When you picture a doctor in your mind, what do they look like? Are they wearing a long white coat? Carrying a clipboard? Chances are, draped around their neck is a stethoscope. An iconic object, the stethoscope turns 200 this year. To celebrate, Alice is looking back at the history of the stethoscope in Edinburgh…
The stethoscope was invented in 1816 by the wonderfully-named Rene Theophile Hyacinthe Laënnec (phew!). The practice of listening to the sounds of the body as a method of diagnosis is known as auscultation, but before the stethoscope came on the scene, most diagnosis was done through observation and interviews with patients, and any attempts at auscultation required the doctor to place his ear directly onto the patient. In a world before deodorants and dental hygiene, many doctors felt that this physical contact was improper and unseemly – not to mention a bit smelly. Some even felt that a ‘good’ doctor shouldn't need to touch a patient – he should be able to diagnose by observations alone. Patients weren't too keen on physical contact either - women in particular felt that the process was invasive and degrading.
Laennec's stethoscope, c 1820. By Science Museum London / Science and Society Picture Library - CC BY-SA 2.0,

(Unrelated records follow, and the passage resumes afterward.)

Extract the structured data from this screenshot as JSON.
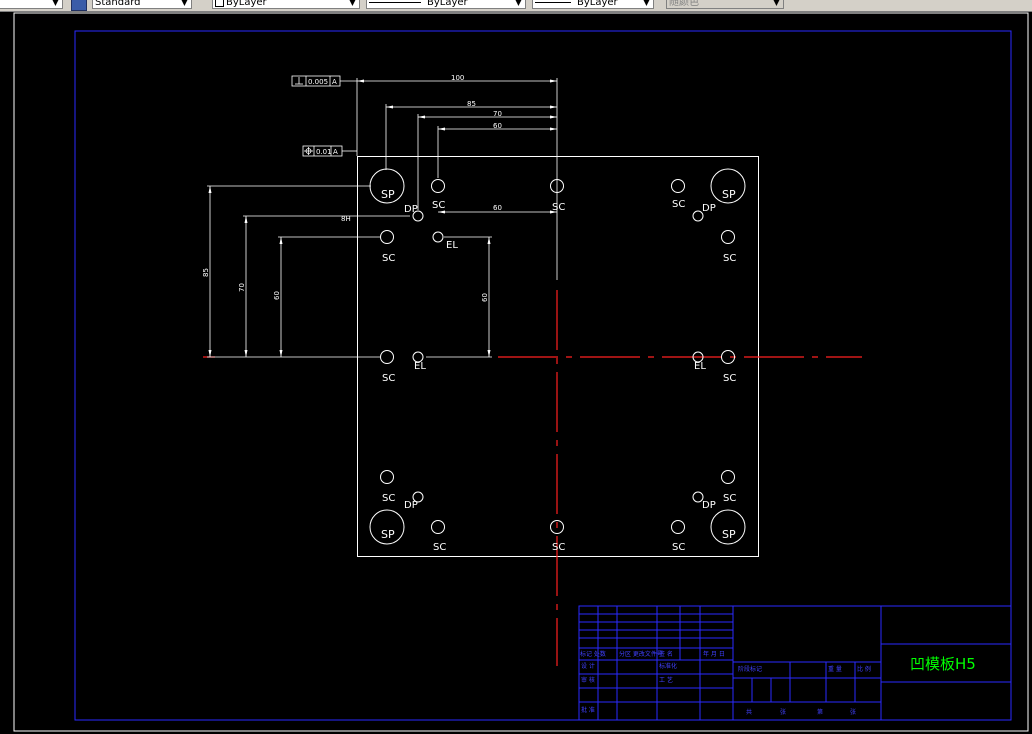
{
  "toolbar": {
    "textstyle_value": "Standard",
    "layer_value": "ByLayer",
    "linetype_value": "ByLayer",
    "lineweight_value": "ByLayer",
    "plotstyle_value": "随颜色"
  },
  "drawing": {
    "tolerance_1_value": "0.005",
    "tolerance_1_datum": "A",
    "tolerance_2_value": "0.01",
    "tolerance_2_datum": "A",
    "dim_top": [
      "100",
      "85",
      "70",
      "60"
    ],
    "dim_left": [
      "85",
      "70",
      "60"
    ],
    "dim_inner_horizontal": "60",
    "dim_inner_vertical": "60",
    "dim_small": "8H",
    "hole_labels": {
      "sp": "SP",
      "sc": "SC",
      "dp": "DP",
      "el": "EL"
    }
  },
  "title_block": {
    "part_name": "凹模板H5",
    "row_labels": [
      "标记 处数",
      "分区 更改文件号",
      "签 名",
      "年 月 日",
      "设 计",
      "标准化",
      "审 核",
      "工 艺",
      "批 准"
    ],
    "center_labels": [
      "阶段标记",
      "重 量",
      "比 例"
    ],
    "bottom_labels": [
      "共",
      "张",
      "第",
      "张"
    ]
  },
  "colors": {
    "drawing_line": "#ffffff",
    "frame": "#2a2aff",
    "centerline": "#ff2020",
    "part_name": "#00ff00",
    "background": "#000000",
    "toolbar": "#d4d0c8"
  }
}
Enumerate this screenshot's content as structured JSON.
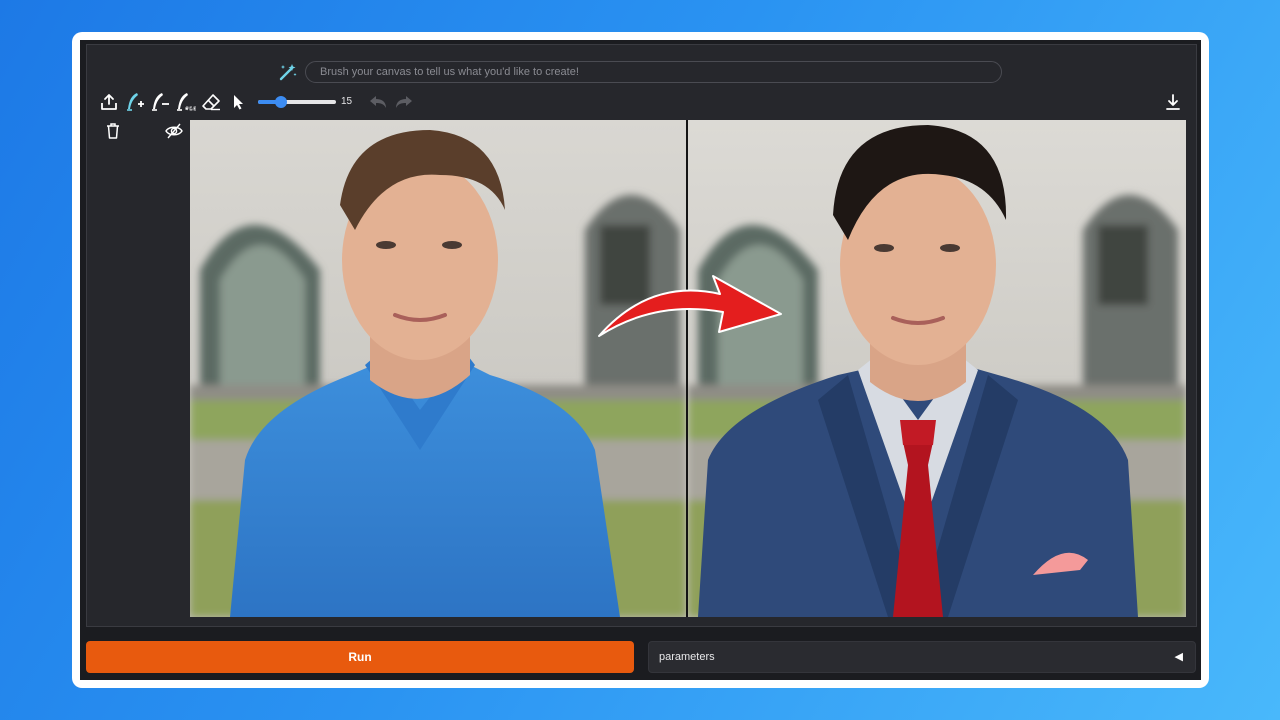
{
  "toolbar": {
    "prompt_placeholder": "Brush your canvas to tell us what you'd like to create!",
    "brush_size": 15,
    "brush_size_min": 0,
    "brush_size_max": 50,
    "tools": [
      "wand-icon",
      "upload-icon",
      "brush-add-icon",
      "brush-remove-icon",
      "brush-large-icon",
      "eraser-icon",
      "pointer-icon",
      "undo-icon",
      "redo-icon",
      "download-icon",
      "trash-icon",
      "visibility-off-icon"
    ]
  },
  "footer": {
    "run_label": "Run",
    "parameters_label": "parameters",
    "parameters_arrow": "◀"
  },
  "colors": {
    "accent": "#3c8cf2",
    "run_button": "#e85a0e",
    "panel_bg": "#26272c",
    "page_bg": "#2a93f2",
    "arrow": "#e41e1e"
  }
}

Dr Laënnec's solution was simple but very, very effective. He had found himself struggling to diagnose a patient because her weight prevented him from being able to hear her heart, and immediate auscultation – the ear-to-skin approach – was out of the question because of her sex. Laënnec improvised, possibly inspired by his other life as a flautist. He rolled up a piece of paper “into a kind of cylinder and applied one end of it to the region of the heart and the other to [his] ear, and was not a little surprised… to find that [he] could thereby perceive the action of the heart in a manner much more clear”.
While the idea of stethoscopy was well received in Britain, it took a while for the stethoscope to become the ubiquitous tool of the physicians' diagnostic arsenal that it is today. While many were keen on the instrument in theory, they didn't know how to use it in practice. The scientific art of auscultation involves a lot more than simply listening: it requires an educated ear to correctly interpret what is heard. In 1822 Dr Andrew Duncan, one of Edinburgh's early enthusiasts, tried to employ the methods he had read about, but found that "it requires attention and some adroitness to apply [the stethoscope] properly at one end to the chest of the patient, and at the other to the ear of the observer", and in the end conceded that he "had not acquired skill enough" to use it effectively.
Dr William Cullen seems to have reached the same conclusion. In the same year as Duncan was experimenting, Cullen submitted a thesis to the Royal College of Surgeons of Edinburgh which detailed the "usefulness of the stethoscope...in a manner which suggests he had had some experience of the use of the instrument” (Nicholson, 1993:144). In order to improve his skills, Cullen travelled to Paris to study under the masterful Laënnec himself, and by 1824 Cullen was back in Edinburgh and holding his own classes on stethoscopy.
With an educated teacher to instruct them, the Edinburgh medical community embraced the stethoscope: it became a feature of their medical textbooks from 1828, and in the same year Dr N. P. Comins (a physician at the Royal Infirmary of Edinburgh) remarked proudly that the new, more flexible stethoscope that he had designed was now being used in every one of the Infirmary's thoracic cases.
A stethoscope from LHSA's Objects collection
The stethoscope had well and truly arrived, and now this humble instrument is 200 years old. In light of ever-improving non-invasive diagnostic techniques, some medical commentators have questioned whether it still has a place in modern practice, but a study published earlier this year by the European Society of Cardiology argued that “the time-honoured stethoscope, in spite of its limitations, still has potential as a patient-friendly, effective, and economical instrument in medical practice”. Whatever the future for this iconic instrument, we are pleased to celebrate 200 years of stethoscopy. Thank you, Rene Laënnec!
If you'd like to see a stethoscope like Laënnec's up close, the National Museum of Scotland will have one on display in their new Enquire Galleries later this year, so 'keep an ear out'...!
Nicolson, M. (1993). The introduction of percussion and stethoscopy to early nineteenth-century Edinburgh. In: W. Bynum and R. Porter, ed., Medicine and the Five Senses, Cambridge: Cambridge University Ppess, pp.134-153.